|International Classification||G03F7/039, H01L21/027, G03F7/42, G03F7/022, H01L21/033, H01L21/4763, G03F7/40, G11B5/127, H01L21/302, H01L21/3065|
|Cooperative Classification||B81C1/00619, H01L21/0273, G03F7/40|
|European Classification||B81C1/00F8R, H01L21/027B6, G03F7/40|
|Jul 7, 2003||AS||Assignment|
Owner name: INTERNATIONAL BUSINESS MACHINES CORPORATION, NEW Y
Free format text: ASSIGNMENT OF ASSIGNORS INTEREST;ASSIGNOR:SCHMIDT, MARKUS;REEL/FRAME:014270/0156

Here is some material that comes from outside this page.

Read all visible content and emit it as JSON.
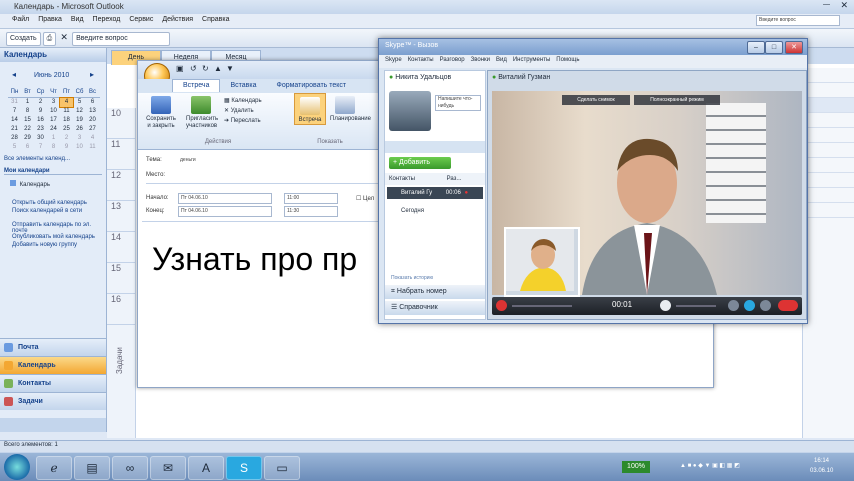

Effective date: 20030703
|Feb 17, 2009||FPAY||Fee payment|
Year of fee payment: 4
|May 3, 2013||REMI||Maintenance fee reminder mailed|
|Sep 20, 2013||LAPS||Lapse for failure to pay maintenance fees|
|Nov 12, 2013||FP||Expired due to failure to pay maintenance fee|
Effective date: 20130920